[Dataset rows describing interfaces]

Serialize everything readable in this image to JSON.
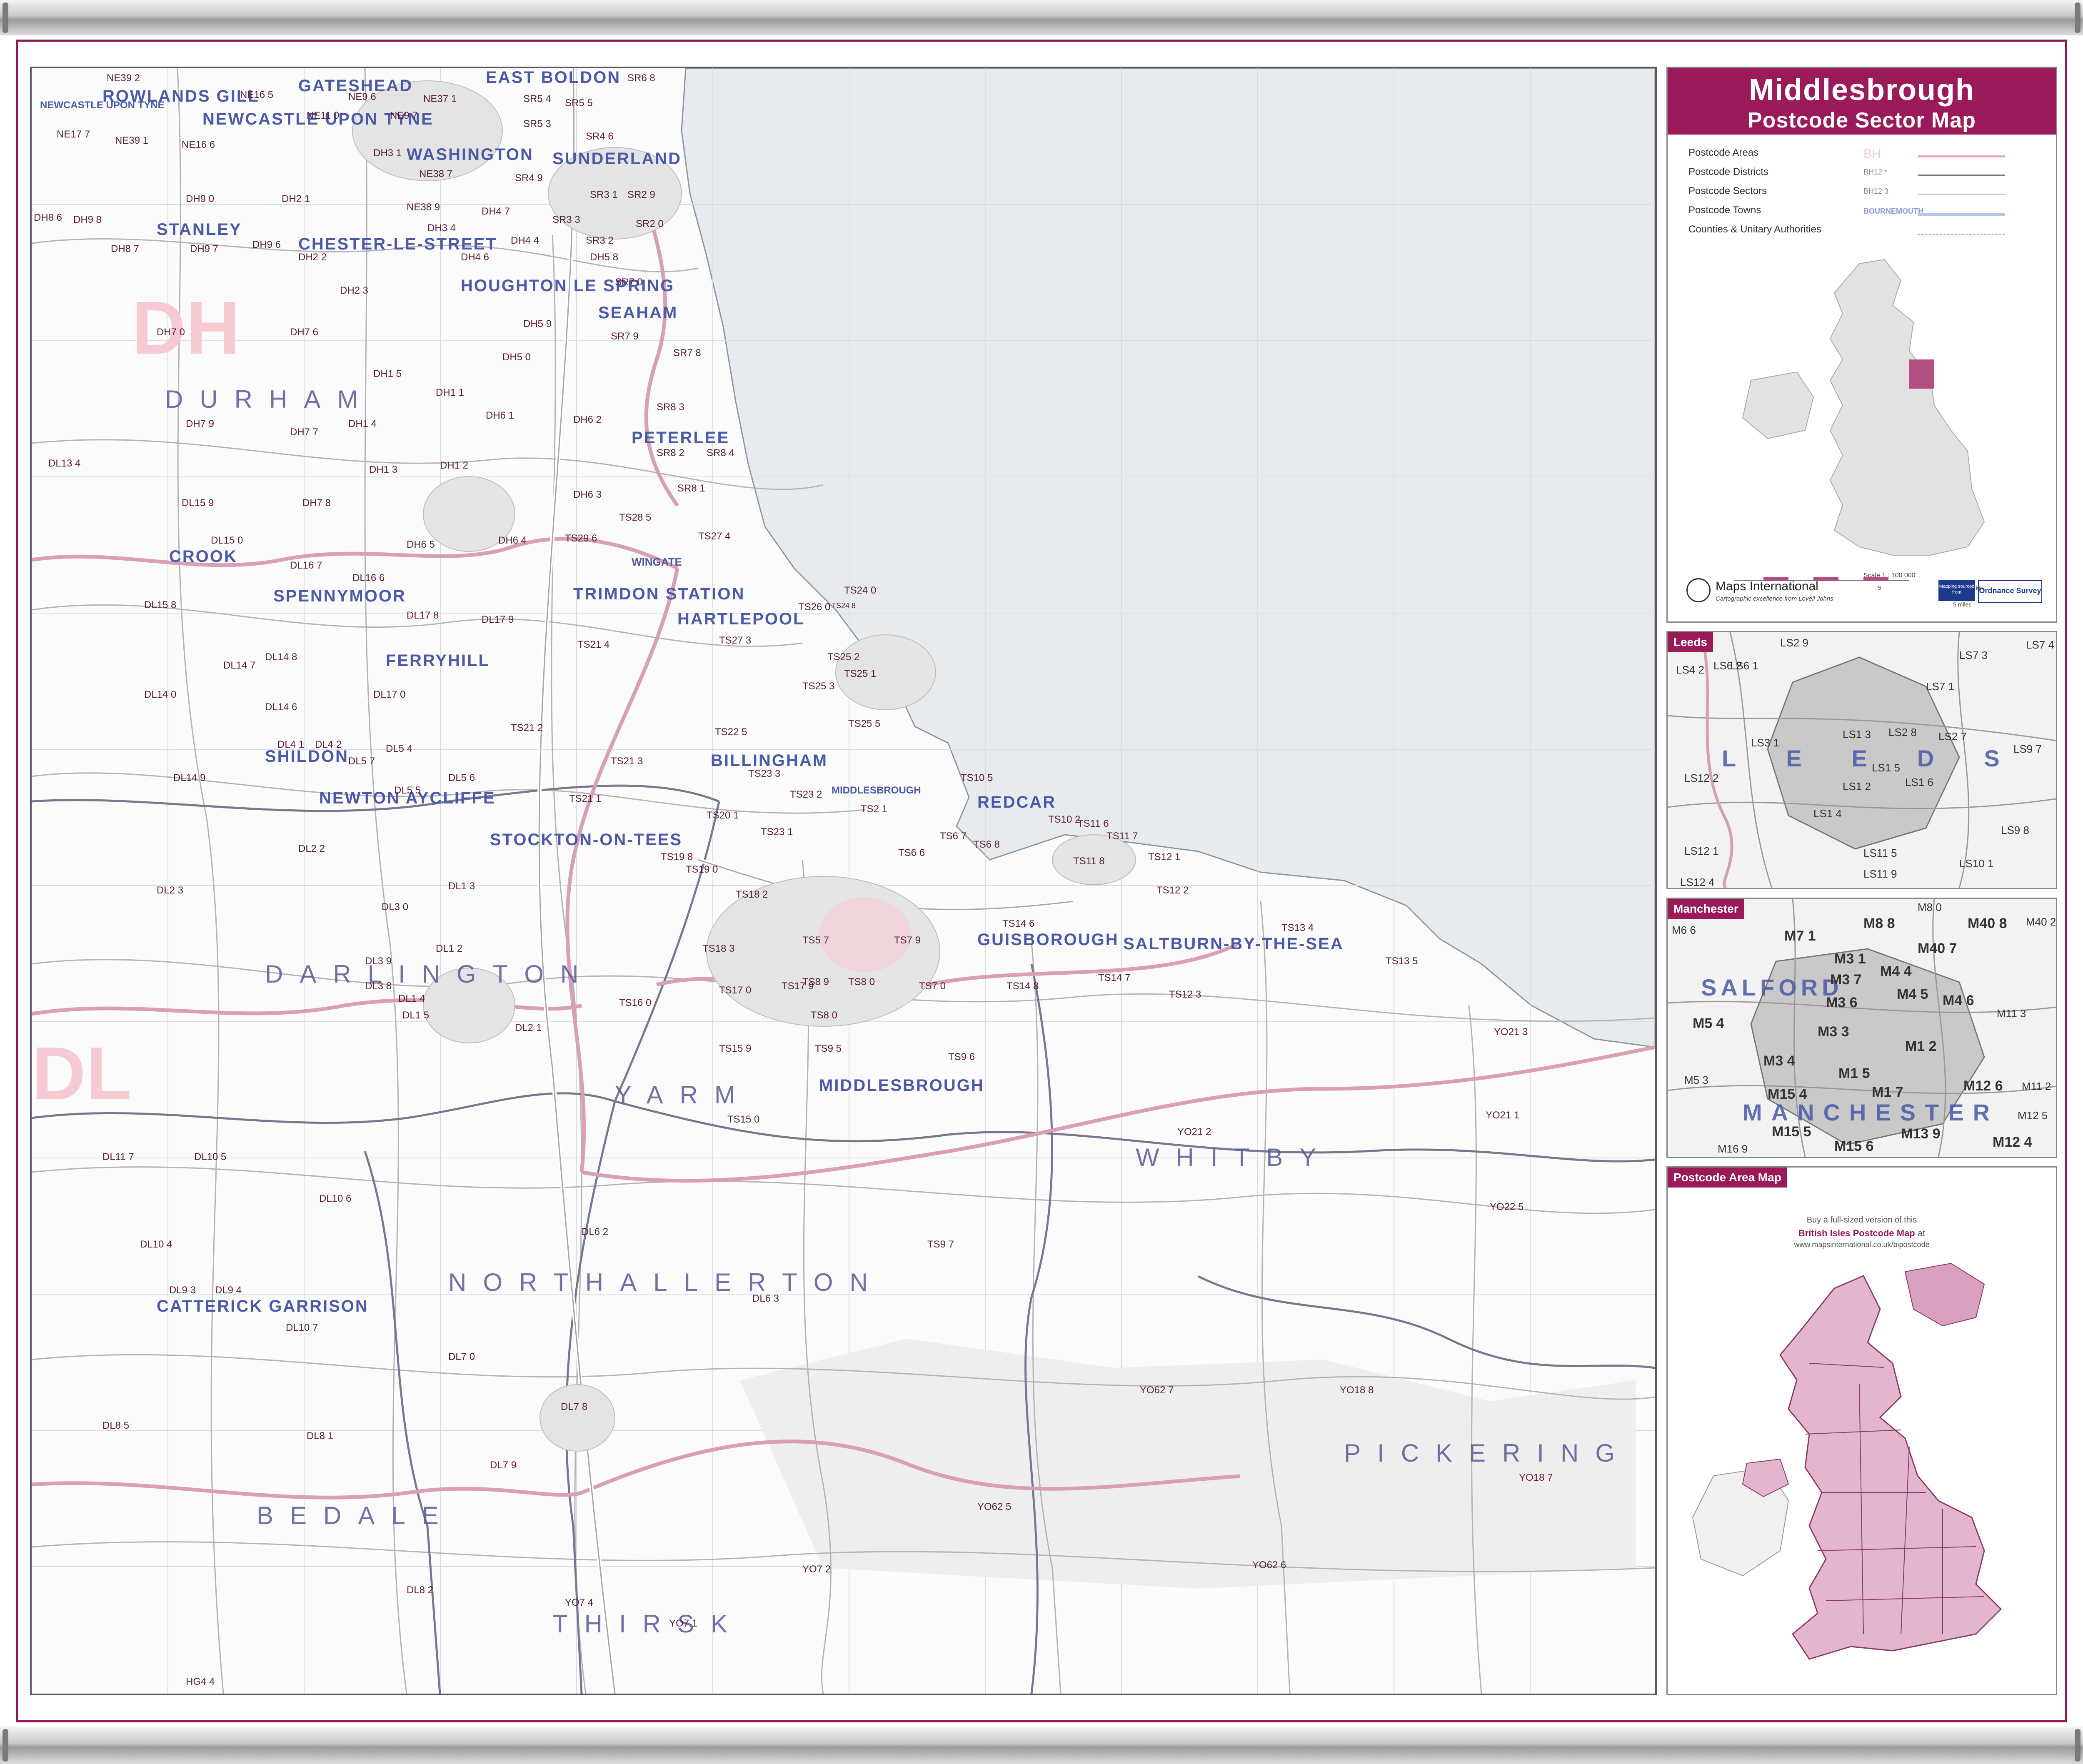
{
  "title": {
    "main": "Middlesbrough",
    "sub": "Postcode Sector Map"
  },
  "legend": {
    "rows": [
      {
        "label": "Postcode Areas",
        "sample": "BH",
        "color": "#e8a6bf"
      },
      {
        "label": "Postcode Districts",
        "sample": "BH12 *",
        "color": "#777777"
      },
      {
        "label": "Postcode Sectors",
        "sample": "BH12 3",
        "color": "#aaaaaa"
      },
      {
        "label": "Postcode Towns",
        "sample": "BOURNEMOUTH",
        "color": "#b8c4e8"
      },
      {
        "label": "Counties & Unitary Authorities",
        "sample": "",
        "color": "#cccccc"
      }
    ]
  },
  "locator": {
    "scale": "Scale 1 : 100 000",
    "ticks": [
      "0",
      "5",
      "10 km"
    ],
    "miles": "5 miles"
  },
  "brand": {
    "name": "Maps International",
    "tagline": "Cartographic excellence from Lovell Johns",
    "os_badge": "Ordnance Survey",
    "mapping_sourced": "Mapping sourced from"
  },
  "insets": {
    "leeds": {
      "tag": "Leeds",
      "town": "LEEDS",
      "sectors": [
        "LS2 9",
        "LS6 2",
        "LS7 3",
        "LS7 4",
        "LS6 1",
        "LS4 2",
        "LS7 1",
        "LS1 3",
        "LS2 8",
        "LS2 7",
        "LS3 1",
        "LS1 5",
        "LS9 7",
        "LS12 2",
        "LS1 2",
        "LS1 6",
        "LS1 4",
        "LS9 8",
        "LS12 1",
        "LS11 5",
        "LS10 1",
        "LS11 9",
        "LS12 4"
      ]
    },
    "manchester": {
      "tag": "Manchester",
      "towns": [
        "SALFORD",
        "MANCHESTER"
      ],
      "sectors": [
        "M8 8",
        "M8 0",
        "M40 8",
        "M40 2",
        "M6 6",
        "M7 1",
        "M3 1",
        "M40 7",
        "M3 7",
        "M4 4",
        "M3 6",
        "M4 5",
        "M4 6",
        "M5 4",
        "M11 3",
        "M3 3",
        "M1 2",
        "M3 4",
        "M1 5",
        "M5 3",
        "M15 4",
        "M1 7",
        "M12 6",
        "M11 2",
        "M15 5",
        "M13 9",
        "M12 5",
        "M15 6",
        "M12 4",
        "M16 9"
      ]
    },
    "area_map": {
      "tag": "Postcode Area Map",
      "text1": "Buy a full-sized version of this",
      "text2": "British Isles Postcode Map",
      "text3": "at",
      "url": "www.mapsinternational.co.uk/bipostcode"
    }
  },
  "map_labels": {
    "towns": [
      "GATESHEAD",
      "EAST BOLDON",
      "NEWCASTLE UPON TYNE",
      "ROWLANDS GILL",
      "NEWCASTLE UPON TYNE",
      "WASHINGTON",
      "SUNDERLAND",
      "STANLEY",
      "CHESTER-LE-STREET",
      "HOUGHTON LE SPRING",
      "SEAHAM",
      "PETERLEE",
      "SPENNYMOOR",
      "TRIMDON STATION",
      "HARTLEPOOL",
      "FERRYHILL",
      "SHILDON",
      "BILLINGHAM",
      "NEWTON AYCLIFFE",
      "MIDDLESBROUGH",
      "REDCAR",
      "STOCKTON-ON-TEES",
      "GUISBOROUGH",
      "SALTBURN-BY-THE-SEA",
      "MIDDLESBROUGH",
      "CATTERICK GARRISON",
      "CROOK",
      "WINGATE"
    ],
    "districts": [
      "DURHAM",
      "DARLINGTON",
      "YARM",
      "NORTHALLERTON",
      "WHITBY",
      "PICKERING",
      "BEDALE",
      "THIRSK"
    ],
    "areas": [
      "DH",
      "DL"
    ],
    "sectors": [
      "NE39 2",
      "NE16 5",
      "NE9 6",
      "NE37 1",
      "SR6 8",
      "NE17 7",
      "NE39 1",
      "NE16 6",
      "NE11 0",
      "NE9 7",
      "SR5 4",
      "SR5 5",
      "SR5 3",
      "SR4 6",
      "DH3 1",
      "NE38 7",
      "SR4 9",
      "SR3 1",
      "SR2 9",
      "DH9 0",
      "DH2 1",
      "NE38 9",
      "DH4 7",
      "SR3 3",
      "SR2 0",
      "DH8 6",
      "DH9 8",
      "DH9 6",
      "DH3 4",
      "DH4 4",
      "SR3 2",
      "DH8 7",
      "DH9 7",
      "DH2 2",
      "DH4 6",
      "DH5 8",
      "SR7 0",
      "DH2 3",
      "DH5 9",
      "DH7 0",
      "DH7 6",
      "SR7 9",
      "SR7 8",
      "DH5 0",
      "DH1 5",
      "DH1 1",
      "SR8 3",
      "DH6 1",
      "DH6 2",
      "DH7 9",
      "DH1 4",
      "SR8 2",
      "SR8 4",
      "DL13 4",
      "DH7 7",
      "DH1 3",
      "DH1 2",
      "SR8 1",
      "DL15 9",
      "DH7 8",
      "DH6 3",
      "TS28 5",
      "DH6 5",
      "DH6 4",
      "TS29 6",
      "TS27 4",
      "DL15 0",
      "DL16 7",
      "DL16 6",
      "TS24 0",
      "DL15 8",
      "DL17 8",
      "DL17 9",
      "TS26 0",
      "TS24 8",
      "TS27 3",
      "TS21 4",
      "TS25 2",
      "TS25 1",
      "DL14 7",
      "DL14 8",
      "DL17 0",
      "TS25 3",
      "DL14 0",
      "DL14 6",
      "TS25 5",
      "TS21 2",
      "TS22 5",
      "DL4 1",
      "DL4 2",
      "DL5 4",
      "DL5 7",
      "TS21 3",
      "TS23 3",
      "TS10 5",
      "DL14 9",
      "DL5 6",
      "DL5 5",
      "TS23 2",
      "TS23 1",
      "TS21 1",
      "TS2 1",
      "TS20 1",
      "TS10 2",
      "TS11 6",
      "TS11 7",
      "TS12 1",
      "DL2 2",
      "TS6 7",
      "TS6 8",
      "TS19 8",
      "TS19 0",
      "TS6 6",
      "TS11 8",
      "DL2 3",
      "DL1 3",
      "TS18 2",
      "TS12 2",
      "DL3 0",
      "TS13 4",
      "TS14 6",
      "DL1 2",
      "DL3 9",
      "TS18 3",
      "TS5 7",
      "TS7 9",
      "TS13 5",
      "TS8 9",
      "TS8 0",
      "TS14 8",
      "TS14 7",
      "DL3 8",
      "DL1 4",
      "TS17 0",
      "TS17 9",
      "TS7 0",
      "TS12 3",
      "DL1 5",
      "TS16 0",
      "DL2 1",
      "TS8 0",
      "YO21 3",
      "TS15 9",
      "TS9 5",
      "TS9 6",
      "TS15 0",
      "YO21 2",
      "YO21 1",
      "DL11 7",
      "DL10 5",
      "DL10 6",
      "YO22 5",
      "DL6 2",
      "TS9 7",
      "DL10 4",
      "DL9 3",
      "DL9 4",
      "DL6 3",
      "DL10 7",
      "DL7 0",
      "YO62 7",
      "YO18 8",
      "DL7 8",
      "DL8 5",
      "DL8 1",
      "DL7 9",
      "YO18 7",
      "YO62 5",
      "DL8 2",
      "YO7 2",
      "YO62 6",
      "YO7 4",
      "YO7 1",
      "HG4 4"
    ]
  }
}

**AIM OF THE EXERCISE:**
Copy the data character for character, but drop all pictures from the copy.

**EXERCISE ANSWER:**
Serialize everything readable in this image to JSON.
{
  "title": {
    "main": "Middlesbrough",
    "sub": "Postcode Sector Map"
  },
  "legend": {
    "rows": [
      {
        "label": "Postcode Areas",
        "sample": "BH",
        "color": "#e8a6bf"
      },
      {
        "label": "Postcode Districts",
        "sample": "BH12 *",
        "color": "#777777"
      },
      {
        "label": "Postcode Sectors",
        "sample": "BH12 3",
        "color": "#aaaaaa"
      },
      {
        "label": "Postcode Towns",
        "sample": "BOURNEMOUTH",
        "color": "#b8c4e8"
      },
      {
        "label": "Counties & Unitary Authorities",
        "sample": "",
        "color": "#cccccc"
      }
    ]
  },
  "locator": {
    "scale": "Scale 1 : 100 000",
    "ticks": [
      "0",
      "5",
      "10 km"
    ],
    "miles": "5 miles"
  },
  "brand": {
    "name": "Maps International",
    "tagline": "Cartographic excellence from Lovell Johns",
    "os_badge": "Ordnance Survey",
    "mapping_sourced": "Mapping sourced from"
  },
  "insets": {
    "leeds": {
      "tag": "Leeds",
      "town": "LEEDS",
      "sectors": [
        "LS2 9",
        "LS6 2",
        "LS7 3",
        "LS7 4",
        "LS6 1",
        "LS4 2",
        "LS7 1",
        "LS1 3",
        "LS2 8",
        "LS2 7",
        "LS3 1",
        "LS1 5",
        "LS9 7",
        "LS12 2",
        "LS1 2",
        "LS1 6",
        "LS1 4",
        "LS9 8",
        "LS12 1",
        "LS11 5",
        "LS10 1",
        "LS11 9",
        "LS12 4"
      ]
    },
    "manchester": {
      "tag": "Manchester",
      "towns": [
        "SALFORD",
        "MANCHESTER"
      ],
      "sectors": [
        "M8 8",
        "M8 0",
        "M40 8",
        "M40 2",
        "M6 6",
        "M7 1",
        "M3 1",
        "M40 7",
        "M3 7",
        "M4 4",
        "M3 6",
        "M4 5",
        "M4 6",
        "M5 4",
        "M11 3",
        "M3 3",
        "M1 2",
        "M3 4",
        "M1 5",
        "M5 3",
        "M15 4",
        "M1 7",
        "M12 6",
        "M11 2",
        "M15 5",
        "M13 9",
        "M12 5",
        "M15 6",
        "M12 4",
        "M16 9"
      ]
    },
    "area_map": {
      "tag": "Postcode Area Map",
      "text1": "Buy a full-sized version of this",
      "text2": "British Isles Postcode Map",
      "text3": "at",
      "url": "www.mapsinternational.co.uk/bipostcode"
    }
  },
  "map_labels": {
    "towns": [
      "GATESHEAD",
      "EAST BOLDON",
      "NEWCASTLE UPON TYNE",
      "ROWLANDS GILL",
      "NEWCASTLE UPON TYNE",
      "WASHINGTON",
      "SUNDERLAND",
      "STANLEY",
      "CHESTER-LE-STREET",
      "HOUGHTON LE SPRING",
      "SEAHAM",
      "PETERLEE",
      "SPENNYMOOR",
      "TRIMDON STATION",
      "HARTLEPOOL",
      "FERRYHILL",
      "SHILDON",
      "BILLINGHAM",
      "NEWTON AYCLIFFE",
      "MIDDLESBROUGH",
      "REDCAR",
      "STOCKTON-ON-TEES",
      "GUISBOROUGH",
      "SALTBURN-BY-THE-SEA",
      "MIDDLESBROUGH",
      "CATTERICK GARRISON",
      "CROOK",
      "WINGATE"
    ],
    "districts": [
      "DURHAM",
      "DARLINGTON",
      "YARM",
      "NORTHALLERTON",
      "WHITBY",
      "PICKERING",
      "BEDALE",
      "THIRSK"
    ],
    "areas": [
      "DH",
      "DL"
    ],
    "sectors": [
      "NE39 2",
      "NE16 5",
      "NE9 6",
      "NE37 1",
      "SR6 8",
      "NE17 7",
      "NE39 1",
      "NE16 6",
      "NE11 0",
      "NE9 7",
      "SR5 4",
      "SR5 5",
      "SR5 3",
      "SR4 6",
      "DH3 1",
      "NE38 7",
      "SR4 9",
      "SR3 1",
      "SR2 9",
      "DH9 0",
      "DH2 1",
      "NE38 9",
      "DH4 7",
      "SR3 3",
      "SR2 0",
      "DH8 6",
      "DH9 8",
      "DH9 6",
      "DH3 4",
      "DH4 4",
      "SR3 2",
      "DH8 7",
      "DH9 7",
      "DH2 2",
      "DH4 6",
      "DH5 8",
      "SR7 0",
      "DH2 3",
      "DH5 9",
      "DH7 0",
      "DH7 6",
      "SR7 9",
      "SR7 8",
      "DH5 0",
      "DH1 5",
      "DH1 1",
      "SR8 3",
      "DH6 1",
      "DH6 2",
      "DH7 9",
      "DH1 4",
      "SR8 2",
      "SR8 4",
      "DL13 4",
      "DH7 7",
      "DH1 3",
      "DH1 2",
      "SR8 1",
      "DL15 9",
      "DH7 8",
      "DH6 3",
      "TS28 5",
      "DH6 5",
      "DH6 4",
      "TS29 6",
      "TS27 4",
      "DL15 0",
      "DL16 7",
      "DL16 6",
      "TS24 0",
      "DL15 8",
      "DL17 8",
      "DL17 9",
      "TS26 0",
      "TS24 8",
      "TS27 3",
      "TS21 4",
      "TS25 2",
      "TS25 1",
      "DL14 7",
      "DL14 8",
      "DL17 0",
      "TS25 3",
      "DL14 0",
      "DL14 6",
      "TS25 5",
      "TS21 2",
      "TS22 5",
      "DL4 1",
      "DL4 2",
      "DL5 4",
      "DL5 7",
      "TS21 3",
      "TS23 3",
      "TS10 5",
      "DL14 9",
      "DL5 6",
      "DL5 5",
      "TS23 2",
      "TS23 1",
      "TS21 1",
      "TS2 1",
      "TS20 1",
      "TS10 2",
      "TS11 6",
      "TS11 7",
      "TS12 1",
      "DL2 2",
      "TS6 7",
      "TS6 8",
      "TS19 8",
      "TS19 0",
      "TS6 6",
      "TS11 8",
      "DL2 3",
      "DL1 3",
      "TS18 2",
      "TS12 2",
      "DL3 0",
      "TS13 4",
      "TS14 6",
      "DL1 2",
      "DL3 9",
      "TS18 3",
      "TS5 7",
      "TS7 9",
      "TS13 5",
      "TS8 9",
      "TS8 0",
      "TS14 8",
      "TS14 7",
      "DL3 8",
      "DL1 4",
      "TS17 0",
      "TS17 9",
      "TS7 0",
      "TS12 3",
      "DL1 5",
      "TS16 0",
      "DL2 1",
      "TS8 0",
      "YO21 3",
      "TS15 9",
      "TS9 5",
      "TS9 6",
      "TS15 0",
      "YO21 2",
      "YO21 1",
      "DL11 7",
      "DL10 5",
      "DL10 6",
      "YO22 5",
      "DL6 2",
      "TS9 7",
      "DL10 4",
      "DL9 3",
      "DL9 4",
      "DL6 3",
      "DL10 7",
      "DL7 0",
      "YO62 7",
      "YO18 8",
      "DL7 8",
      "DL8 5",
      "DL8 1",
      "DL7 9",
      "YO18 7",
      "YO62 5",
      "DL8 2",
      "YO7 2",
      "YO62 6",
      "YO7 4",
      "YO7 1",
      "HG4 4"
    ]
  }
}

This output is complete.